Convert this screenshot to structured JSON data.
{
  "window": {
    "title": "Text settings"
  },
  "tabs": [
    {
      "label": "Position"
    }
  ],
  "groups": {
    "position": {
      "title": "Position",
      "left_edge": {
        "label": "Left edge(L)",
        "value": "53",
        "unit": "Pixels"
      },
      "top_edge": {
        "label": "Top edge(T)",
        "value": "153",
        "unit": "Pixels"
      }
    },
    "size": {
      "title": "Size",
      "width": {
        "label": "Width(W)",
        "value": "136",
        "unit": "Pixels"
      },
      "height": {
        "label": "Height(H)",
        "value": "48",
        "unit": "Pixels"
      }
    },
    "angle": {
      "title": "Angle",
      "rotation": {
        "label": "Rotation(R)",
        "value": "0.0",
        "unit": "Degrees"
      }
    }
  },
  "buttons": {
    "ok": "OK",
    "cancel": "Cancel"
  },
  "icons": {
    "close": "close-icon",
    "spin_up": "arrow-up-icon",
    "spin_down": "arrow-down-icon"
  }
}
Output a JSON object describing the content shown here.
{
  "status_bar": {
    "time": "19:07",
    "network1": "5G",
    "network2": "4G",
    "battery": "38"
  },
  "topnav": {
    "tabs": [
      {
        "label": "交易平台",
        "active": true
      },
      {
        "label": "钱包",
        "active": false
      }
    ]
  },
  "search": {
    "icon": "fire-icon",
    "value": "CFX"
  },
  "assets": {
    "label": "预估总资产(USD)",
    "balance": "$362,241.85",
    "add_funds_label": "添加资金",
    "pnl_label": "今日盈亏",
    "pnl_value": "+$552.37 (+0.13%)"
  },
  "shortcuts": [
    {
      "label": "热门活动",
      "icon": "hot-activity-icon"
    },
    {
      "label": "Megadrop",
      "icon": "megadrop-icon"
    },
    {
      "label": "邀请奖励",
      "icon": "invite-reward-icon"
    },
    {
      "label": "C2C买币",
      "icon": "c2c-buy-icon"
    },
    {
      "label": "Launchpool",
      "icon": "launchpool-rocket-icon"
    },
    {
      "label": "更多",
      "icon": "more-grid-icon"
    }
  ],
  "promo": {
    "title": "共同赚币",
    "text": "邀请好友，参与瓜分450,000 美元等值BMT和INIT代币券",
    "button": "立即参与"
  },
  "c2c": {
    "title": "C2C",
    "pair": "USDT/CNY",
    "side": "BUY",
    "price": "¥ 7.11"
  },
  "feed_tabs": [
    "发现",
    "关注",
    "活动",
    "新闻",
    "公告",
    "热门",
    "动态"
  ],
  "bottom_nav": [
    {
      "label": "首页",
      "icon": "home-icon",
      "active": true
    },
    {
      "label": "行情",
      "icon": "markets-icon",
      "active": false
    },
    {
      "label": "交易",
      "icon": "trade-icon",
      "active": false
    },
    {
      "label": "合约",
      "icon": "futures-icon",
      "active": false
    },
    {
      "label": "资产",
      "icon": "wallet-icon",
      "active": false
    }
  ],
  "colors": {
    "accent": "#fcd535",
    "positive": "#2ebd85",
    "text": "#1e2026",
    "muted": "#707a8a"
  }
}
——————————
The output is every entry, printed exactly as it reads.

### REPLY
Convert this screenshot to structured JSON data.
{
  "window": {
    "title": "Text settings"
  },
  "tabs": [
    {
      "label": "Position"
    }
  ],
  "groups": {
    "position": {
      "title": "Position",
      "left_edge": {
        "label": "Left edge(L)",
        "value": "53",
        "unit": "Pixels"
      },
      "top_edge": {
        "label": "Top edge(T)",
        "value": "153",
        "unit": "Pixels"
      }
    },
    "size": {
      "title": "Size",
      "width": {
        "label": "Width(W)",
        "value": "136",
        "unit": "Pixels"
      },
      "height": {
        "label": "Height(H)",
        "value": "48",
        "unit": "Pixels"
      }
    },
    "angle": {
      "title": "Angle",
      "rotation": {
        "label": "Rotation(R)",
        "value": "0.0",
        "unit": "Degrees"
      }
    }
  },
  "buttons": {
    "ok": "OK",
    "cancel": "Cancel"
  },
  "icons": {
    "close": "close-icon",
    "spin_up": "arrow-up-icon",
    "spin_down": "arrow-down-icon"
  }
}
Output a JSON object describing the content shown here.
{
  "status_bar": {
    "time": "19:07",
    "network1": "5G",
    "network2": "4G",
    "battery": "38"
  },
  "topnav": {
    "tabs": [
      {
        "label": "交易平台",
        "active": true
      },
      {
        "label": "钱包",
        "active": false
      }
    ]
  },
  "search": {
    "icon": "fire-icon",
    "value": "CFX"
  },
  "assets": {
    "label": "预估总资产(USD)",
    "balance": "$362,241.85",
    "add_funds_label": "添加资金",
    "pnl_label": "今日盈亏",
    "pnl_value": "+$552.37 (+0.13%)"
  },
  "shortcuts": [
    {
      "label": "热门活动",
      "icon": "hot-activity-icon"
    },
    {
      "label": "Megadrop",
      "icon": "megadrop-icon"
    },
    {
      "label": "邀请奖励",
      "icon": "invite-reward-icon"
    },
    {
      "label": "C2C买币",
      "icon": "c2c-buy-icon"
    },
    {
      "label": "Launchpool",
      "icon": "launchpool-rocket-icon"
    },
    {
      "label": "更多",
      "icon": "more-grid-icon"
    }
  ],
  "promo": {
    "title": "共同赚币",
    "text": "邀请好友，参与瓜分450,000 美元等值BMT和INIT代币券",
    "button": "立即参与"
  },
  "c2c": {
    "title": "C2C",
    "pair": "USDT/CNY",
    "side": "BUY",
    "price": "¥ 7.11"
  },
  "feed_tabs": [
    "发现",
    "关注",
    "活动",
    "新闻",
    "公告",
    "热门",
    "动态"
  ],
  "bottom_nav": [
    {
      "label": "首页",
      "icon": "home-icon",
      "active": true
    },
    {
      "label": "行情",
      "icon": "markets-icon",
      "active": false
    },
    {
      "label": "交易",
      "icon": "trade-icon",
      "active": false
    },
    {
      "label": "合约",
      "icon": "futures-icon",
      "active": false
    },
    {
      "label": "资产",
      "icon": "wallet-icon",
      "active": false
    }
  ],
  "colors": {
    "accent": "#fcd535",
    "positive": "#2ebd85",
    "text": "#1e2026",
    "muted": "#707a8a"
  }
}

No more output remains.